Materials provided:

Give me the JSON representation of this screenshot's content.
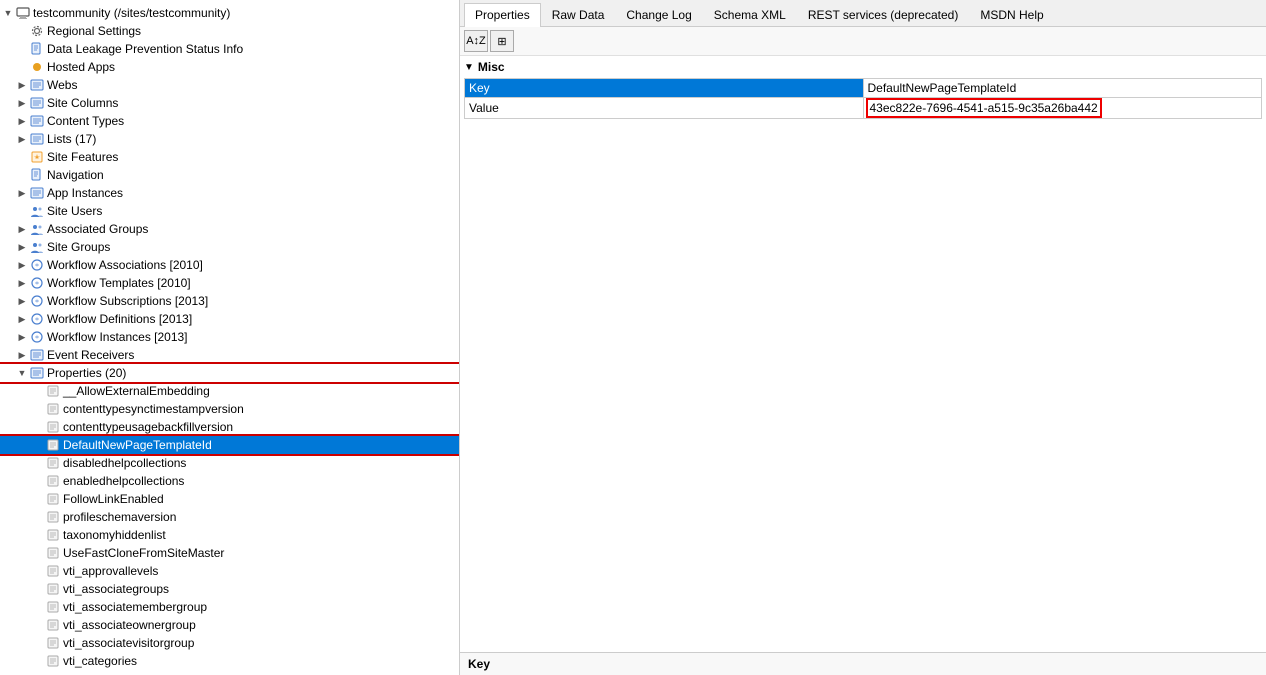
{
  "tabs": [
    {
      "id": "properties",
      "label": "Properties",
      "active": true
    },
    {
      "id": "raw-data",
      "label": "Raw Data",
      "active": false
    },
    {
      "id": "change-log",
      "label": "Change Log",
      "active": false
    },
    {
      "id": "schema-xml",
      "label": "Schema XML",
      "active": false
    },
    {
      "id": "rest-services",
      "label": "REST services (deprecated)",
      "active": false
    },
    {
      "id": "msdn-help",
      "label": "MSDN Help",
      "active": false
    }
  ],
  "toolbar": {
    "sort_az": "A↕Z",
    "grid_icon": "⊞"
  },
  "properties_section": {
    "label": "Misc",
    "rows": [
      {
        "label": "Key",
        "value": "DefaultNewPageTemplateId",
        "is_key": true
      },
      {
        "label": "Value",
        "value": "43ec822e-7696-4541-a515-9c35a26ba442",
        "is_value": true
      }
    ]
  },
  "status_bar": {
    "label": "Key"
  },
  "tree": {
    "items": [
      {
        "id": "testcommunity",
        "level": 0,
        "label": "testcommunity (/sites/testcommunity)",
        "expanded": true,
        "icon": "computer",
        "hasExpand": true
      },
      {
        "id": "regional-settings",
        "level": 1,
        "label": "Regional Settings",
        "expanded": false,
        "icon": "gear",
        "hasExpand": false
      },
      {
        "id": "dlp",
        "level": 1,
        "label": "Data Leakage Prevention Status Info",
        "expanded": false,
        "icon": "page",
        "hasExpand": false
      },
      {
        "id": "hosted-apps",
        "level": 1,
        "label": "Hosted Apps",
        "expanded": false,
        "icon": "dot-orange",
        "hasExpand": false
      },
      {
        "id": "webs",
        "level": 1,
        "label": "Webs",
        "expanded": false,
        "icon": "list",
        "hasExpand": true
      },
      {
        "id": "site-columns",
        "level": 1,
        "label": "Site Columns",
        "expanded": false,
        "icon": "list",
        "hasExpand": true
      },
      {
        "id": "content-types",
        "level": 1,
        "label": "Content Types",
        "expanded": false,
        "icon": "list",
        "hasExpand": true
      },
      {
        "id": "lists",
        "level": 1,
        "label": "Lists (17)",
        "expanded": false,
        "icon": "list",
        "hasExpand": true
      },
      {
        "id": "site-features",
        "level": 1,
        "label": "Site Features",
        "expanded": false,
        "icon": "feature",
        "hasExpand": false
      },
      {
        "id": "navigation",
        "level": 1,
        "label": "Navigation",
        "expanded": false,
        "icon": "page",
        "hasExpand": false
      },
      {
        "id": "app-instances",
        "level": 1,
        "label": "App Instances",
        "expanded": false,
        "icon": "list",
        "hasExpand": true
      },
      {
        "id": "site-users",
        "level": 1,
        "label": "Site Users",
        "expanded": false,
        "icon": "people",
        "hasExpand": false
      },
      {
        "id": "associated-groups",
        "level": 1,
        "label": "Associated Groups",
        "expanded": false,
        "icon": "people",
        "hasExpand": true
      },
      {
        "id": "site-groups",
        "level": 1,
        "label": "Site Groups",
        "expanded": false,
        "icon": "people",
        "hasExpand": true
      },
      {
        "id": "workflow-associations",
        "level": 1,
        "label": "Workflow Associations [2010]",
        "expanded": false,
        "icon": "workflow",
        "hasExpand": true
      },
      {
        "id": "workflow-templates",
        "level": 1,
        "label": "Workflow Templates [2010]",
        "expanded": false,
        "icon": "workflow",
        "hasExpand": true
      },
      {
        "id": "workflow-subscriptions",
        "level": 1,
        "label": "Workflow Subscriptions [2013]",
        "expanded": false,
        "icon": "workflow",
        "hasExpand": true
      },
      {
        "id": "workflow-definitions",
        "level": 1,
        "label": "Workflow Definitions [2013]",
        "expanded": false,
        "icon": "workflow",
        "hasExpand": true
      },
      {
        "id": "workflow-instances",
        "level": 1,
        "label": "Workflow Instances [2013]",
        "expanded": false,
        "icon": "workflow",
        "hasExpand": true
      },
      {
        "id": "event-receivers",
        "level": 1,
        "label": "Event Receivers",
        "expanded": false,
        "icon": "list",
        "hasExpand": true
      },
      {
        "id": "properties",
        "level": 1,
        "label": "Properties (20)",
        "expanded": true,
        "icon": "list",
        "hasExpand": true,
        "redbox": true
      },
      {
        "id": "AllowExternalEmbedding",
        "level": 2,
        "label": "__AllowExternalEmbedding",
        "expanded": false,
        "icon": "prop",
        "hasExpand": false
      },
      {
        "id": "contenttypesynctimestampversion",
        "level": 2,
        "label": "contenttypesynctimestampversion",
        "expanded": false,
        "icon": "prop",
        "hasExpand": false
      },
      {
        "id": "contenttypeusagebackfillversion",
        "level": 2,
        "label": "contenttypeusagebackfillversion",
        "expanded": false,
        "icon": "prop",
        "hasExpand": false
      },
      {
        "id": "DefaultNewPageTemplateId",
        "level": 2,
        "label": "DefaultNewPageTemplateId",
        "expanded": false,
        "icon": "prop",
        "hasExpand": false,
        "selected": true,
        "redbox": true
      },
      {
        "id": "disabledhelpcollections",
        "level": 2,
        "label": "disabledhelpcollections",
        "expanded": false,
        "icon": "prop",
        "hasExpand": false
      },
      {
        "id": "enabledhelpcollections",
        "level": 2,
        "label": "enabledhelpcollections",
        "expanded": false,
        "icon": "prop",
        "hasExpand": false
      },
      {
        "id": "FollowLinkEnabled",
        "level": 2,
        "label": "FollowLinkEnabled",
        "expanded": false,
        "icon": "prop",
        "hasExpand": false
      },
      {
        "id": "profileschemaversion",
        "level": 2,
        "label": "profileschemaversion",
        "expanded": false,
        "icon": "prop",
        "hasExpand": false
      },
      {
        "id": "taxonomyhiddenlist",
        "level": 2,
        "label": "taxonomyhiddenlist",
        "expanded": false,
        "icon": "prop",
        "hasExpand": false
      },
      {
        "id": "UseFastCloneFromSiteMaster",
        "level": 2,
        "label": "UseFastCloneFromSiteMaster",
        "expanded": false,
        "icon": "prop",
        "hasExpand": false
      },
      {
        "id": "vti_approvallevels",
        "level": 2,
        "label": "vti_approvallevels",
        "expanded": false,
        "icon": "prop",
        "hasExpand": false
      },
      {
        "id": "vti_associategroups",
        "level": 2,
        "label": "vti_associategroups",
        "expanded": false,
        "icon": "prop",
        "hasExpand": false
      },
      {
        "id": "vti_associatemembergroup",
        "level": 2,
        "label": "vti_associatemembergroup",
        "expanded": false,
        "icon": "prop",
        "hasExpand": false
      },
      {
        "id": "vti_associateownergroup",
        "level": 2,
        "label": "vti_associateownergroup",
        "expanded": false,
        "icon": "prop",
        "hasExpand": false
      },
      {
        "id": "vti_associatevisitorgroup",
        "level": 2,
        "label": "vti_associatevisitorgroup",
        "expanded": false,
        "icon": "prop",
        "hasExpand": false
      },
      {
        "id": "vti_categories",
        "level": 2,
        "label": "vti_categories",
        "expanded": false,
        "icon": "prop",
        "hasExpand": false
      }
    ]
  }
}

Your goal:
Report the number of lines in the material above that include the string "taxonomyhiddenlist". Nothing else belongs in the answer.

Answer area:
2